Psychological drama: Writing fictional crime drama for a forensic psychology course Copyrighted image Icon Copyright: Micha Klootwijk | article icon

Health, Sports & Psychology 

Psychological drama: Writing fictional crime drama for a forensic psychology course

For Graham Pike, writing psychology courses is part of the job. But what happened when he found himself having to create a crime drama?

Working mothers and guilt Copyrighted image Icon Copyright: Production team article icon

Health, Sports & Psychology 

Working mothers and guilt

Studying animals too closely may have mislead psychologists to overwhelm working parents with guilt.

Does Inside Out accurately capture the mind of an 11-year-old girl?
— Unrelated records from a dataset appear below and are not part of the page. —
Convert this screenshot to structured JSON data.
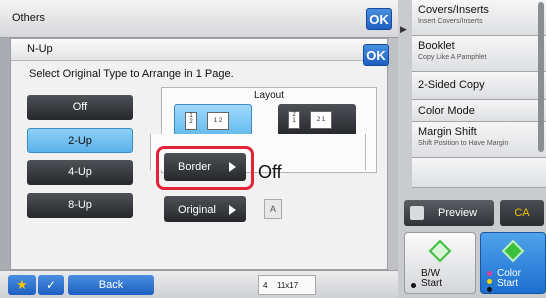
{
  "others_bar": {
    "title": "Others",
    "ok_label": "OK"
  },
  "right_panel": {
    "items": [
      {
        "label": "Covers/Inserts",
        "sublabel": "Insert Covers/Inserts"
      },
      {
        "label": "Booklet",
        "sublabel": "Copy Like A Pamphlet"
      },
      {
        "label": "2-Sided Copy",
        "sublabel": ""
      },
      {
        "label": "Color Mode",
        "sublabel": ""
      },
      {
        "label": "Margin Shift",
        "sublabel": "Shift Position to Have Margin"
      },
      {
        "label": "",
        "sublabel": ""
      }
    ],
    "preview_label": "Preview",
    "ca_label": "CA",
    "bw_start_line1": "B/W",
    "bw_start_line2": "Start",
    "color_start_line1": "Color",
    "color_start_line2": "Start"
  },
  "nup": {
    "title": "N-Up",
    "ok_label": "OK",
    "instruction": "Select Original Type to Arrange in 1 Page.",
    "types": [
      {
        "label": "Off",
        "selected": false
      },
      {
        "label": "2-Up",
        "selected": true
      },
      {
        "label": "4-Up",
        "selected": false
      },
      {
        "label": "8-Up",
        "selected": false
      }
    ],
    "layout_label": "Layout",
    "layout_options": [
      {
        "page_a": "1",
        "page_b": "2",
        "order_a": "1",
        "order_b": "2",
        "selected": true
      },
      {
        "page_a": "2",
        "page_b": "1",
        "order_a": "2",
        "order_b": "1",
        "selected": false
      }
    ],
    "border_label": "Border",
    "border_state": "Off",
    "original_label": "Original",
    "original_icon": "A"
  },
  "bottom_bar": {
    "star_icon": "★",
    "check_icon": "✓",
    "back_label": "Back",
    "paper_tray": "4",
    "paper_size": "11x17"
  },
  "colors": {
    "accent_blue": "#1e5fc2",
    "selected_light_blue": "#59b2ea",
    "highlight_red": "#e2233b",
    "start_green": "#3cbf3c",
    "ca_yellow": "#f2c200"
  }
}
A child psychologist weighs in Copyrighted image Icon Copyright: Tanyaru | - White Eggs With Different Emotions In Tray Horizontal Photo article icon

Health, Sports & Psychology 

Does Inside Out accurately capture the mind of an 11-year-old girl? A child psychologist weighs in

Is it enough to use Joy, Sadness, Fear, Disgust and Anger to portray a pre-pubescent child's behaviour?

The psychology of conspiracy theories Creative commons image Icon under CC-BY licence under Creative-Commons license article icon

Health, Sports & Psychology 

The psychology of conspiracy theories

 Why do people believe sometimes outlandish conspiracy theories? You need to look beyond the individual to start to understand, explains Jovan Byford.

Falling hard: Why do Americans love pumpkin so much? Creative commons image Icon Jackie under a CC-BY under Creative-Commons license article icon

Health, Sports & Psychology 

Falling hard: Why do Americans love pumpkin so much?

When leaves start to turn colour, it's a signal for Americans to add pumpkin spice to almost everything. Why do they do that? Is it something in their brains?